◆ **WORK ORDER**
Write out again only the lines running from the one that contains "Transcribe this image's" to the end of the records below, including both the first and the last.

◆ **EXCERPTED RECORDS**
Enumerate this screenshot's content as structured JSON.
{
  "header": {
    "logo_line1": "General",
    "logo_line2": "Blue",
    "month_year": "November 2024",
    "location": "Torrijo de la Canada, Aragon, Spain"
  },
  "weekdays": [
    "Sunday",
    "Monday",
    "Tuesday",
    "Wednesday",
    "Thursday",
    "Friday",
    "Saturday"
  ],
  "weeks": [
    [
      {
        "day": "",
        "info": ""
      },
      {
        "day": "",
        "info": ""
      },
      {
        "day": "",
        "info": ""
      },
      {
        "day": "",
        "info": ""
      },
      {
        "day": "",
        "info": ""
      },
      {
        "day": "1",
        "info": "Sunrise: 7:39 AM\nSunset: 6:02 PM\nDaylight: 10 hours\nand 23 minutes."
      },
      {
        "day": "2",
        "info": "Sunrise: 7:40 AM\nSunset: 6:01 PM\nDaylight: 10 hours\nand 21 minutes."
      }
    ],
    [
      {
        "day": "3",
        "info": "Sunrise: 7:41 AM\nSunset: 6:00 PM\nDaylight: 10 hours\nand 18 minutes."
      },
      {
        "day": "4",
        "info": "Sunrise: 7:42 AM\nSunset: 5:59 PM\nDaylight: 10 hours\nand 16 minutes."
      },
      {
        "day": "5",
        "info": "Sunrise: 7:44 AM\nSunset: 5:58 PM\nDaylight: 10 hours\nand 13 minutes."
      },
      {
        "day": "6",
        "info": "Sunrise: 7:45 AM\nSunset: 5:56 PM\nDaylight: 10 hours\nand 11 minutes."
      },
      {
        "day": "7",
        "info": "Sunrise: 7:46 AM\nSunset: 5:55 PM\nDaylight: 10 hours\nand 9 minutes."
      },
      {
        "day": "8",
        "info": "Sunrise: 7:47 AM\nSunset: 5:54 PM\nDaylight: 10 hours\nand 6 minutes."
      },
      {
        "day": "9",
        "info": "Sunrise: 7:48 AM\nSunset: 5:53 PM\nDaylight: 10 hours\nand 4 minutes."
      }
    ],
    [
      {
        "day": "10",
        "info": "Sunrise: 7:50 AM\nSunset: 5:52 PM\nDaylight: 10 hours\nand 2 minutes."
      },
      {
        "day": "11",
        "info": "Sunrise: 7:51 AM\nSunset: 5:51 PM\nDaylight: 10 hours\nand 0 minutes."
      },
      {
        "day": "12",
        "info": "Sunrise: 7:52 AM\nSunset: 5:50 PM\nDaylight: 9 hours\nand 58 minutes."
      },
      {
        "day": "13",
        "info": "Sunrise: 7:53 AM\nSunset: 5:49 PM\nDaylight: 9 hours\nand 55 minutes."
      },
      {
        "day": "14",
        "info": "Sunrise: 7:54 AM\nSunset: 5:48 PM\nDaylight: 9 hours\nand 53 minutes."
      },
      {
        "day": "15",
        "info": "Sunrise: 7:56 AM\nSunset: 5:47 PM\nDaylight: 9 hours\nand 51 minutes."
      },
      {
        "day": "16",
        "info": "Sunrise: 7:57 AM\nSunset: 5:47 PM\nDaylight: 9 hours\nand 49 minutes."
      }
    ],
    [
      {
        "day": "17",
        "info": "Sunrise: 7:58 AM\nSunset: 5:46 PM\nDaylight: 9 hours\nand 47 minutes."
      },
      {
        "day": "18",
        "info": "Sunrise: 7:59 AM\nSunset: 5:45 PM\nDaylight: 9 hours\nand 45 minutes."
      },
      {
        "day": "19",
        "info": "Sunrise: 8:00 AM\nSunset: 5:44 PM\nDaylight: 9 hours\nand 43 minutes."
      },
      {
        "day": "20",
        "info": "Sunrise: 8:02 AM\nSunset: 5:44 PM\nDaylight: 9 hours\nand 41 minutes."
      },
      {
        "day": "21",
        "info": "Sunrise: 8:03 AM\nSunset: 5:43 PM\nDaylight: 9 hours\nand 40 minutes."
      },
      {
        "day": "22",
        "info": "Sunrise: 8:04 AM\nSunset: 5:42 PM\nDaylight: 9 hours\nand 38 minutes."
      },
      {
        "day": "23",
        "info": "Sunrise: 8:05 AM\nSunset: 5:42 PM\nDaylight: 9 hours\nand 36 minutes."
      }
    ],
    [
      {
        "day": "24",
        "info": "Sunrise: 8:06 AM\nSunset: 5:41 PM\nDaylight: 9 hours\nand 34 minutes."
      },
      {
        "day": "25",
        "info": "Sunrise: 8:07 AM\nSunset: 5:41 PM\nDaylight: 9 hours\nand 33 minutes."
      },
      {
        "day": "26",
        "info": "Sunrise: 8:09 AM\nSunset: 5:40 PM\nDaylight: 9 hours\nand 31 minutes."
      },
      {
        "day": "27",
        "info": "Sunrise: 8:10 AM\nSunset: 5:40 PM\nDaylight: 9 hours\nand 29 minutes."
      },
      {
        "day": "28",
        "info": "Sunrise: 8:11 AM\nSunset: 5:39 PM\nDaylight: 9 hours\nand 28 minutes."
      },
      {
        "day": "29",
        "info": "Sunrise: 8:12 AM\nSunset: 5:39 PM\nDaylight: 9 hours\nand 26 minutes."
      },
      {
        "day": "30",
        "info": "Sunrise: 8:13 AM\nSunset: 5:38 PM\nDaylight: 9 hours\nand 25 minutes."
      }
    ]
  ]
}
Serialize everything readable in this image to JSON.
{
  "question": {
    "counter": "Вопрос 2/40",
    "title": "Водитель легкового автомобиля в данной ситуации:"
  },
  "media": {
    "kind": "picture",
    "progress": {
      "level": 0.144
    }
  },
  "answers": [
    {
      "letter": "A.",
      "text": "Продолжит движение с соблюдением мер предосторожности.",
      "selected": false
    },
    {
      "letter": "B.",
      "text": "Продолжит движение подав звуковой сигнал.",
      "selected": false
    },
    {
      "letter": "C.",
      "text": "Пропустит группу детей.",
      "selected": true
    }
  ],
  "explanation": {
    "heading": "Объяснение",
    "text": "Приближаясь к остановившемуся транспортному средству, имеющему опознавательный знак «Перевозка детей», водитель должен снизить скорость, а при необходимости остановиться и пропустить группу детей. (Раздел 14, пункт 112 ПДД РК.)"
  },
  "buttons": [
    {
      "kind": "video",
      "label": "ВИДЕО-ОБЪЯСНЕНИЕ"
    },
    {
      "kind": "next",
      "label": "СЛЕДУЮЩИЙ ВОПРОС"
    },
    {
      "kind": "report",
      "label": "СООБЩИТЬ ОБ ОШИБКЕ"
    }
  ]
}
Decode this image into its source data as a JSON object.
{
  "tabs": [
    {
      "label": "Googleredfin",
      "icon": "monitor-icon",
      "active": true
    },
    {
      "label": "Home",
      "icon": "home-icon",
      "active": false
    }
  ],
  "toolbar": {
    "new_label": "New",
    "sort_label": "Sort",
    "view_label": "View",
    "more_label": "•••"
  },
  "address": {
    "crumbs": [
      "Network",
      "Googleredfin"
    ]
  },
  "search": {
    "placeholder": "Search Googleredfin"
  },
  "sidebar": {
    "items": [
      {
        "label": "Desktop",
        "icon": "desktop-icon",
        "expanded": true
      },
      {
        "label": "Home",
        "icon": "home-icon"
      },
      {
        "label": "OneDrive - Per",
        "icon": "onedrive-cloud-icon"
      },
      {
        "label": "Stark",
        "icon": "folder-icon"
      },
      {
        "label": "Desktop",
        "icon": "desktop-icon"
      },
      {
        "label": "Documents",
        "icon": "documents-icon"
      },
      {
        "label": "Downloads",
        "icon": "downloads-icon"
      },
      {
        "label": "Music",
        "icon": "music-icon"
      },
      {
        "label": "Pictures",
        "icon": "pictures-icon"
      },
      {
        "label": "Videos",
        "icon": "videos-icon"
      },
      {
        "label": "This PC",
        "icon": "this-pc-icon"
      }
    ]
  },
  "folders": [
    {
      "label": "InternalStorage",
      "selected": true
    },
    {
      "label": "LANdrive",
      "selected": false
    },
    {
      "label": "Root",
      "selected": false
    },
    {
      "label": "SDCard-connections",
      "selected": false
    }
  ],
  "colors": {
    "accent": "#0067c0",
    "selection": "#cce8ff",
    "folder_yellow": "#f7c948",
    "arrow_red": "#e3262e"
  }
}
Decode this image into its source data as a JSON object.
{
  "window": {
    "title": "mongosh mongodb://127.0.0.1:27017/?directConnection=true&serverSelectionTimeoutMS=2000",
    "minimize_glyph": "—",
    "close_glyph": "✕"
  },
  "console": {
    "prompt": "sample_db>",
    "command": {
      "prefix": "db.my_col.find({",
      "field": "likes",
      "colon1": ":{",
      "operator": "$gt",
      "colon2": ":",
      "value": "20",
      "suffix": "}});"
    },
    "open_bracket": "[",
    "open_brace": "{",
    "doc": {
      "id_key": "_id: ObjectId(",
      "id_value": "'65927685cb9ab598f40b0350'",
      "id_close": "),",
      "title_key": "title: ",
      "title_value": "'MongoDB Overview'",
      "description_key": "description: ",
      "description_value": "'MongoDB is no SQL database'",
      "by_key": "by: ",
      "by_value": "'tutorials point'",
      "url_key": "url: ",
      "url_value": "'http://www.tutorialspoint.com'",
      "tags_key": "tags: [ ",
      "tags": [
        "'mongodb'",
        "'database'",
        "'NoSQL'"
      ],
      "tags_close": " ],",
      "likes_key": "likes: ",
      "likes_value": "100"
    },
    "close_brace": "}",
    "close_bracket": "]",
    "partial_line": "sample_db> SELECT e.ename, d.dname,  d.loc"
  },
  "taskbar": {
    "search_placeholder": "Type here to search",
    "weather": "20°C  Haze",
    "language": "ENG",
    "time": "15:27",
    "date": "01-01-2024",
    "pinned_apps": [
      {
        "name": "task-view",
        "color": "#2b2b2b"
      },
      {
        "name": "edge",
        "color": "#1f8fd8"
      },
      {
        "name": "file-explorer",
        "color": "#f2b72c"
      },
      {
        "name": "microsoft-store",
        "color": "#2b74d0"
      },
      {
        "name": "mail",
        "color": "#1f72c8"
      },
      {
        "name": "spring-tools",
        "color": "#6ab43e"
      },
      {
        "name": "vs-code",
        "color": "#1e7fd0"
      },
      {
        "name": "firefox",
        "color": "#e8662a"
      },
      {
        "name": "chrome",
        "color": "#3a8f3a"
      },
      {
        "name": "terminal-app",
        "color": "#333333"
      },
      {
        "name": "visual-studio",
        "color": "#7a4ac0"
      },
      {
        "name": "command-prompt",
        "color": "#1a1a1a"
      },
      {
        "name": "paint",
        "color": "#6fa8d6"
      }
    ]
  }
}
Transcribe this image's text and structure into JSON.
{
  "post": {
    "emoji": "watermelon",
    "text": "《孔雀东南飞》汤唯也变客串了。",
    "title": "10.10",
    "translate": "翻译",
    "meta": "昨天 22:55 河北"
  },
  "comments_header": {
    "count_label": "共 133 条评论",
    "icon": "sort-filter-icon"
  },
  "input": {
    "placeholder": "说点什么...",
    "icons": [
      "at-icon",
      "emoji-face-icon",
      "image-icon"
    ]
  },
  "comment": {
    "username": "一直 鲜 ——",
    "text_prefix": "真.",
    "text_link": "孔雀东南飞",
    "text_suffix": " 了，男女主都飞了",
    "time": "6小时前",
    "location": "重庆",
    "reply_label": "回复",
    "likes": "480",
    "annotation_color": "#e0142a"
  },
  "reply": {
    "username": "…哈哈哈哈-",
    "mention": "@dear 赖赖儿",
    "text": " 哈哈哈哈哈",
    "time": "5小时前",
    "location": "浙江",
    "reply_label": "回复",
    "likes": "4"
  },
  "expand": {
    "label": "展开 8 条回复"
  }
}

◆ **WRITTEN SOLUTION**
Transcribe this image's text and structure into JSON.
{
  "post": {
    "emoji": "watermelon",
    "text": "《孔雀东南飞》汤唯也变客串了。",
    "title": "10.10",
    "translate": "翻译",
    "meta": "昨天 22:55 河北"
  },
  "comments_header": {
    "count_label": "共 133 条评论",
    "icon": "sort-filter-icon"
  },
  "input": {
    "placeholder": "说点什么...",
    "icons": [
      "at-icon",
      "emoji-face-icon",
      "image-icon"
    ]
  },
  "comment": {
    "username": "一直 鲜 ——",
    "text_prefix": "真.",
    "text_link": "孔雀东南飞",
    "text_suffix": " 了，男女主都飞了",
    "time": "6小时前",
    "location": "重庆",
    "reply_label": "回复",
    "likes": "480",
    "annotation_color": "#e0142a"
  },
  "reply": {
    "username": "…哈哈哈哈-",
    "mention": "@dear 赖赖儿",
    "text": " 哈哈哈哈哈",
    "time": "5小时前",
    "location": "浙江",
    "reply_label": "回复",
    "likes": "4"
  },
  "expand": {
    "label": "展开 8 条回复"
  }
}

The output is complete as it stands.